“There cannot be a double standard — they’re either heroes or they are oppressors. And for us, Giachino is the first oppressor to die in Las Malvinas,” said Ernesto Alonso, a teenage conscript in the war who heads a veterans group that works with rights organizations. “We have to understand that it is not some other armed forces that went to the Las Malvinas. It was the same one. They are the same military men.”
According to the official story, Giachino had been deployed from the naval base in this picturesque seaside city to lead a commando unit that surrounded Gov. Rex Hunt’s home in Stanley, capital of the Falklands. The mission was to force a quick and bloodless surrender of Hunt and a Royal Marine detachment.
But a fierce firefight broke out, and Giachino, 34, was mortally wounded.
His death became a rallying cry in Argentina, with photographs of the lantern-jawed officer reprinted in newspapers and shown on television as the invasion unfolded. And when Argentina lost its brief control of the Falklands to a large British fleet, Giachino’s sacrifice became the stuff of military lore. He was posthumously promoted to captain and even had a stamp issued in his honor.
Karina Giachino, one of his two daughters, recalls a loving father, a devoted Catholic and a patriotic officer.
“I see him as a hero who gave his life for all of us,” said Giachino, who is 37 and raising three daughters in a tranquil, prosperous Mar del Plata neighborhood. “He carried out his operation. I cannot feel anything but to be proud of him.”
But in the past few years, Pedro Giachino’s name began to come up in the trials of other officers facing charges for rights abuses in Mar del Plata, where hundreds had gone through interrogations at the naval base where he had been assigned.
Gabriel Della Valle, who first recognized Giachino when his photograph was reprinted after his death, was among those who had been interrogated here.
“I froze up — it is a face that I will never forget, never,” said Della Valle, 56, a psychologist, who told his story in judicial hearings last month. “It was the face of the person who interrogated me in Mar del Plata.”

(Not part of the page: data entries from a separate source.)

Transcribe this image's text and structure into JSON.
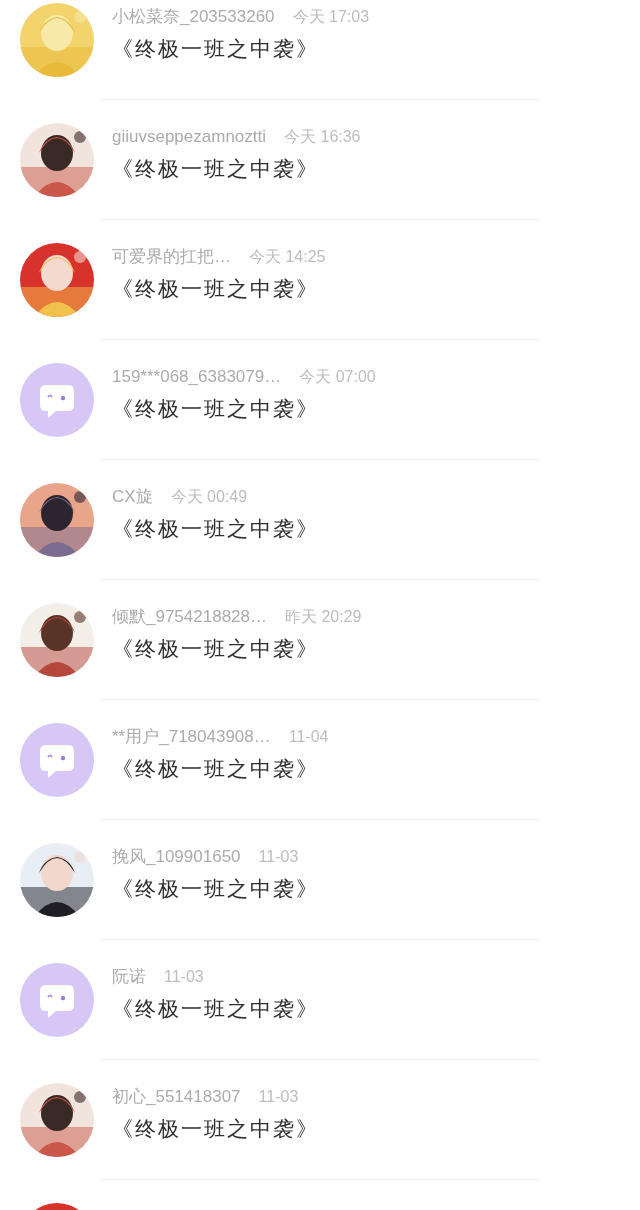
{
  "comments": [
    {
      "avatar": {
        "kind": "picture"
      },
      "user": "小松菜奈_203533260",
      "time": "今天 17:03",
      "text": "《终极一班之中袭》"
    },
    {
      "avatar": {
        "kind": "picture"
      },
      "user": "giiuvseppezamnoztti",
      "time": "今天 16:36",
      "text": "《终极一班之中袭》"
    },
    {
      "avatar": {
        "kind": "picture"
      },
      "user": "可爱界的扛把…",
      "time": "今天 14:25",
      "text": "《终极一班之中袭》"
    },
    {
      "avatar": {
        "kind": "default"
      },
      "user": "159***068_6383079…",
      "time": "今天 07:00",
      "text": "《终极一班之中袭》"
    },
    {
      "avatar": {
        "kind": "picture"
      },
      "user": "CX旋",
      "time": "今天 00:49",
      "text": "《终极一班之中袭》"
    },
    {
      "avatar": {
        "kind": "picture"
      },
      "user": "倾默_9754218828…",
      "time": "昨天 20:29",
      "text": "《终极一班之中袭》"
    },
    {
      "avatar": {
        "kind": "default"
      },
      "user": "**用户_718043908…",
      "time": "11-04",
      "text": "《终极一班之中袭》"
    },
    {
      "avatar": {
        "kind": "picture"
      },
      "user": "挽风_109901650",
      "time": "11-03",
      "text": "《终极一班之中袭》"
    },
    {
      "avatar": {
        "kind": "default"
      },
      "user": "阮诺",
      "time": "11-03",
      "text": "《终极一班之中袭》"
    },
    {
      "avatar": {
        "kind": "picture"
      },
      "user": "初心_551418307",
      "time": "11-03",
      "text": "《终极一班之中袭》"
    },
    {
      "avatar": {
        "kind": "picture"
      }
    }
  ]
}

Another witness to emerge was Alfredo Molinari, a former navy corporal, who told a federal judge in 2010 that his superior, Giachino, had ordered him to shoot a detainee in the head in 1977. He said he refused to carry out the killing.
Victor Basterra, now 67, who had been held by the military during the dictatorship at the notorious Navy Mechanics School in Buenos Aires, said in an interview that Giachino had also worked there. More than 5,000 prisoners were processed there, most of whom were killed.

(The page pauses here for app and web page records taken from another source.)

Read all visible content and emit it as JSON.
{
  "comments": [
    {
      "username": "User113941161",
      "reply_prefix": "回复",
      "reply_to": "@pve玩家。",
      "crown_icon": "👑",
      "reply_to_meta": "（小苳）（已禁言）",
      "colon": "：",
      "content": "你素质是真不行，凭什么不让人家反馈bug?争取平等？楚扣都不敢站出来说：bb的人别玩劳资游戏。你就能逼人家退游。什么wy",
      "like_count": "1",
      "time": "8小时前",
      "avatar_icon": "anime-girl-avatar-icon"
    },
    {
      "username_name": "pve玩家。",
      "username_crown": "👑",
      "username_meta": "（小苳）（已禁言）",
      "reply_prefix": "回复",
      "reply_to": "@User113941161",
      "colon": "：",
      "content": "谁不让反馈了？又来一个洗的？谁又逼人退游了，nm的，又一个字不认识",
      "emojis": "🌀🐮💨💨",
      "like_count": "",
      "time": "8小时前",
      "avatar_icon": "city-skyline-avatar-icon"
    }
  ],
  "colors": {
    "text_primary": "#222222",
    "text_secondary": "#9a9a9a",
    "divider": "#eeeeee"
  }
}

Once Giachino’s history as an interrogator had been pieced together, Carlos Diaz, 57, leader of a human rights group in Mar del Plata, successfully lobbied for the removal of a portrait honoring Giachino from the City Council chamber.
“If Giachino had not died,” Diaz said, “he would at the very least be detained if not convicted for crimes against humanity.”

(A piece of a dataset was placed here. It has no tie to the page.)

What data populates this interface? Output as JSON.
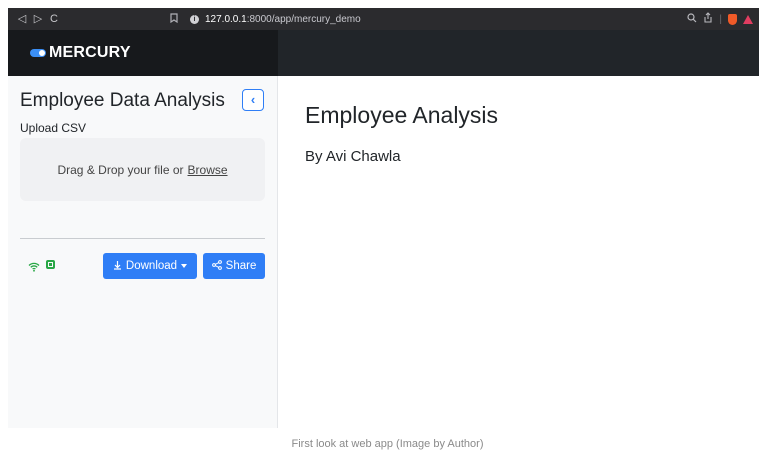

The portraits of 11 other servicemen from Mar del Plata who died on the Falklands remain on the wall, as do grainy black-and-white photographs of more than 400 people who were interrogated here and never seen again.